Adrian Buganza Tepole, Purdue University
Ellen Kuhl, Stanford University
Michael Sacks, University of Texas at Austin
Krishna Garikipati, University of Michigan
Continued improvements in computational power, software, and massive data availability over the past two decades have led to an increasing interest in Artificial Intelligence (AI) in general and in neural networks (NN) in particular. Traditionally associated with image processing and informatics, NN are now increasingly used to directly represent Partial Differential Equations (PDE) in many areas of computational mechanics. This is especially the case in biomedical applications, where major breakthroughs in computational methods and imaging technologies have reshaped the biomedical research landscape. For example, in many areas, NN have successfully replaced physics solvers. Other machine learning (ML) techniques include Gaussian processes, and automatic model discovery. ML has also allowed for the seamless integration of imaging data and mechanical test data; it naturally incorporates inverse problems to identify model parameters, either by replacing the forward solver with ML surrogates, or by directly learning the inverse mapping.

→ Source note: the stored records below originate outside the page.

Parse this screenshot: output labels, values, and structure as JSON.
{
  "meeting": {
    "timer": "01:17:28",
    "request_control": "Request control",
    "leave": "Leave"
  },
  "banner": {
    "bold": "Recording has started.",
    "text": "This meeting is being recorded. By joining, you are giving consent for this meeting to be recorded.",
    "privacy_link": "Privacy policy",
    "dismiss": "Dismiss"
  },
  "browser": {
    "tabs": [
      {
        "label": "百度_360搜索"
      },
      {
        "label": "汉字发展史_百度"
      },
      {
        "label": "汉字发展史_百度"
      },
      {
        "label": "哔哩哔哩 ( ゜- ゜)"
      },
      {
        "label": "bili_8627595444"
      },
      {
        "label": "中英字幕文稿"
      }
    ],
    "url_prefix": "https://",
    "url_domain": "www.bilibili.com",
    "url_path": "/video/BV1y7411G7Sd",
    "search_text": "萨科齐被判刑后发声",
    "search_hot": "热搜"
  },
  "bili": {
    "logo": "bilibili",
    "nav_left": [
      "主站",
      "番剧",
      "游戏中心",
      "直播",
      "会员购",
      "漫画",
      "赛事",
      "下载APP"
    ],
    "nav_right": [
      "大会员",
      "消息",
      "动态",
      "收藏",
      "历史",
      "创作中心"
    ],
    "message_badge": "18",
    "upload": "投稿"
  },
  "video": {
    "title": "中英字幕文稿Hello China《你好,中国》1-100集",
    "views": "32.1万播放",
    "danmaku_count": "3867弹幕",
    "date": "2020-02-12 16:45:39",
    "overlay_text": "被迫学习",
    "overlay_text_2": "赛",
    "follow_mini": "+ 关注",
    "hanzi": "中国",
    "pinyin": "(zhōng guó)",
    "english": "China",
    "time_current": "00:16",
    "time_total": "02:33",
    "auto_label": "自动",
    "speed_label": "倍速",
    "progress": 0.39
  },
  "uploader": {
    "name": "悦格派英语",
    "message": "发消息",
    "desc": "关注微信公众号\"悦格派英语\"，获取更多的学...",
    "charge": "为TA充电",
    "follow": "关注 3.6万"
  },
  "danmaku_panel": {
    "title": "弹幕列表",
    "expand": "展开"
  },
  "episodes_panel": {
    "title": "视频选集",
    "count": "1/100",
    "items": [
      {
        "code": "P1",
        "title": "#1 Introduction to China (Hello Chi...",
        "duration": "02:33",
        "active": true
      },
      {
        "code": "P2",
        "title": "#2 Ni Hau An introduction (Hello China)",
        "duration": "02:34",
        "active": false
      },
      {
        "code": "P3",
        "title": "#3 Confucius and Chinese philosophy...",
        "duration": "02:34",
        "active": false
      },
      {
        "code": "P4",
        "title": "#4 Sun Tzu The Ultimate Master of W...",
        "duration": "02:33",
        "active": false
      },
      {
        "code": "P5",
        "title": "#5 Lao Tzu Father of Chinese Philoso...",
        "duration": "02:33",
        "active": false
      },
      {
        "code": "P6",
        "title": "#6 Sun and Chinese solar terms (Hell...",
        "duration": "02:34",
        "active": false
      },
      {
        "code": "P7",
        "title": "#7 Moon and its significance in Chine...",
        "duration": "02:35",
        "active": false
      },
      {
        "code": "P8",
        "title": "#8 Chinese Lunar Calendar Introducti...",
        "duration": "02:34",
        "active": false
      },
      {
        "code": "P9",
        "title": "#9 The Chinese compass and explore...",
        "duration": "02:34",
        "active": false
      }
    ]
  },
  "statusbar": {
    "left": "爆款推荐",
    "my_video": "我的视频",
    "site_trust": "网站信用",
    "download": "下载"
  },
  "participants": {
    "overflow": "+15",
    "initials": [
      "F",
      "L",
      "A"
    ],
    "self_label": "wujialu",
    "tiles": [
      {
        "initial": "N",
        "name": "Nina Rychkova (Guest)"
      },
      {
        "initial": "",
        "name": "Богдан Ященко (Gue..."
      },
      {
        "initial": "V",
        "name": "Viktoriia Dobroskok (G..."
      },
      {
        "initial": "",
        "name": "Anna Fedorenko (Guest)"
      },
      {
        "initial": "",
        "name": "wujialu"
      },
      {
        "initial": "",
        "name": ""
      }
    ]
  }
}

ML and AI are now widely used to simulate and understand different organ systems including the heart, skin, arteries, and the brain. For instance, ML surrogates can be used to solve the inverse problem of skin growth in tissue expansion from large animal data, and the resulting calibrated model can improve expansion protocols that produce the desired shape of newly grown skin flaps. Another important application is the use of ML surrogates for a wide variety of living systems, trained on a large number of simulations that span a broad range of material parameters, loading, and boundary conditions, and ultimately enable the prediction of personalized disease and treatment scenarios that are impossible with traditional high-fidelity physics solvers. Beyond tissues and organ systems, ML tools such as Physics Informed NNs can be used to model and predict disease dynamics across populations.
This mini-symposium invites contributions in both: i) fundamental advances in ML and AI algorithms specialized for computational mechanics of biomedical systems, and ii) specific application pipelines for biomedical problems enabled by ML methods.